Web page and app entries
=== Begin Enclosure ===

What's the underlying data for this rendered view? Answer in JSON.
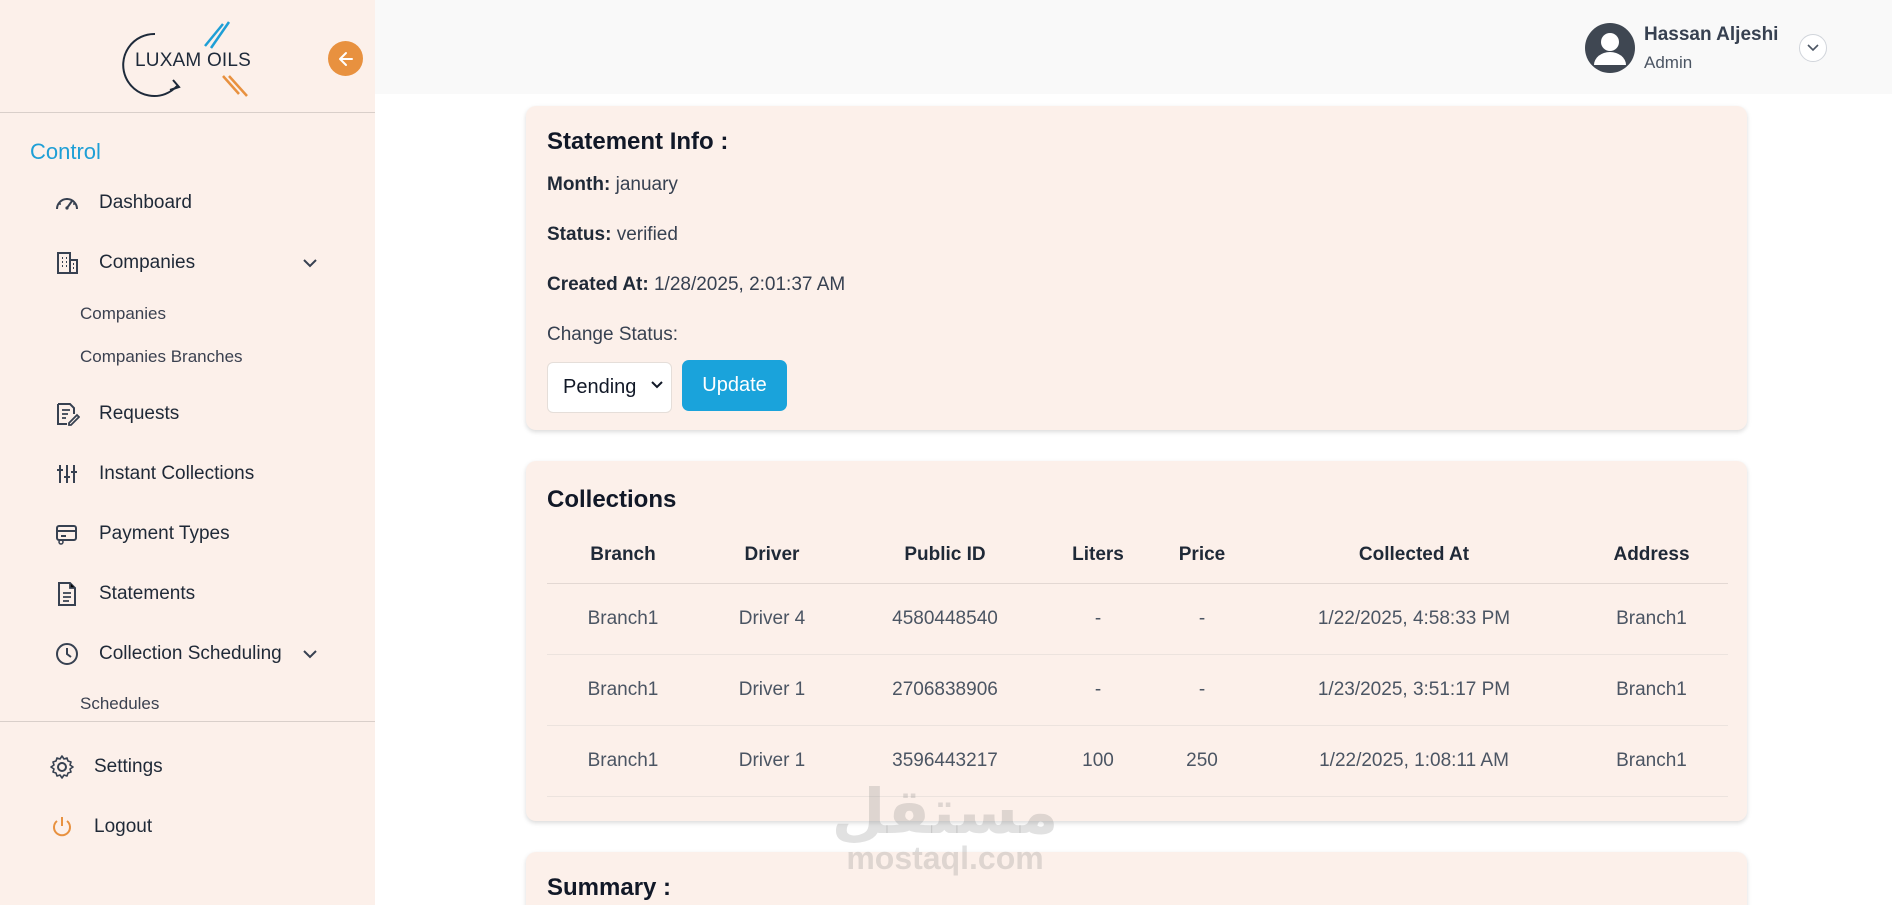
{
  "brand": {
    "logo_text": "LUXAM OILS",
    "accent": "#e8913f",
    "primary": "#1aa3db"
  },
  "sidebar": {
    "section_title": "Control",
    "items": [
      {
        "label": "Dashboard"
      },
      {
        "label": "Companies"
      },
      {
        "label": "Requests"
      },
      {
        "label": "Instant Collections"
      },
      {
        "label": "Payment Types"
      },
      {
        "label": "Statements"
      },
      {
        "label": "Collection Scheduling"
      }
    ],
    "companies_sub": [
      "Companies",
      "Companies Branches"
    ],
    "scheduling_sub": [
      "Schedules"
    ],
    "bottom": [
      {
        "label": "Settings"
      },
      {
        "label": "Logout"
      }
    ]
  },
  "user": {
    "name": "Hassan Aljeshi",
    "role": "Admin"
  },
  "statement": {
    "title": "Statement Info :",
    "month_label": "Month:",
    "month_value": "january",
    "status_label": "Status:",
    "status_value": "verified",
    "created_label": "Created At:",
    "created_value": "1/28/2025, 2:01:37 AM",
    "change_status_label": "Change Status:",
    "select_value": "Pending",
    "update_label": "Update"
  },
  "collections": {
    "title": "Collections",
    "columns": [
      "Branch",
      "Driver",
      "Public ID",
      "Liters",
      "Price",
      "Collected At",
      "Address"
    ],
    "rows": [
      [
        "Branch1",
        "Driver 4",
        "4580448540",
        "-",
        "-",
        "1/22/2025, 4:58:33 PM",
        "Branch1"
      ],
      [
        "Branch1",
        "Driver 1",
        "2706838906",
        "-",
        "-",
        "1/23/2025, 3:51:17 PM",
        "Branch1"
      ],
      [
        "Branch1",
        "Driver 1",
        "3596443217",
        "100",
        "250",
        "1/22/2025, 1:08:11 AM",
        "Branch1"
      ]
    ]
  },
  "summary": {
    "title": "Summary :"
  },
  "watermark": {
    "arabic": "مستقل",
    "latin": "mostaql.com"
  }
}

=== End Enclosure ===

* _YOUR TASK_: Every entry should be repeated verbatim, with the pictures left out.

* _THE COMPLETED TASK_:
What's the underlying data for this rendered view? Answer in JSON.
{
  "brand": {
    "logo_text": "LUXAM OILS",
    "accent": "#e8913f",
    "primary": "#1aa3db"
  },
  "sidebar": {
    "section_title": "Control",
    "items": [
      {
        "label": "Dashboard"
      },
      {
        "label": "Companies"
      },
      {
        "label": "Requests"
      },
      {
        "label": "Instant Collections"
      },
      {
        "label": "Payment Types"
      },
      {
        "label": "Statements"
      },
      {
        "label": "Collection Scheduling"
      }
    ],
    "companies_sub": [
      "Companies",
      "Companies Branches"
    ],
    "scheduling_sub": [
      "Schedules"
    ],
    "bottom": [
      {
        "label": "Settings"
      },
      {
        "label": "Logout"
      }
    ]
  },
  "user": {
    "name": "Hassan Aljeshi",
    "role": "Admin"
  },
  "statement": {
    "title": "Statement Info :",
    "month_label": "Month:",
    "month_value": "january",
    "status_label": "Status:",
    "status_value": "verified",
    "created_label": "Created At:",
    "created_value": "1/28/2025, 2:01:37 AM",
    "change_status_label": "Change Status:",
    "select_value": "Pending",
    "update_label": "Update"
  },
  "collections": {
    "title": "Collections",
    "columns": [
      "Branch",
      "Driver",
      "Public ID",
      "Liters",
      "Price",
      "Collected At",
      "Address"
    ],
    "rows": [
      [
        "Branch1",
        "Driver 4",
        "4580448540",
        "-",
        "-",
        "1/22/2025, 4:58:33 PM",
        "Branch1"
      ],
      [
        "Branch1",
        "Driver 1",
        "2706838906",
        "-",
        "-",
        "1/23/2025, 3:51:17 PM",
        "Branch1"
      ],
      [
        "Branch1",
        "Driver 1",
        "3596443217",
        "100",
        "250",
        "1/22/2025, 1:08:11 AM",
        "Branch1"
      ]
    ]
  },
  "summary": {
    "title": "Summary :"
  },
  "watermark": {
    "arabic": "مستقل",
    "latin": "mostaql.com"
  }
}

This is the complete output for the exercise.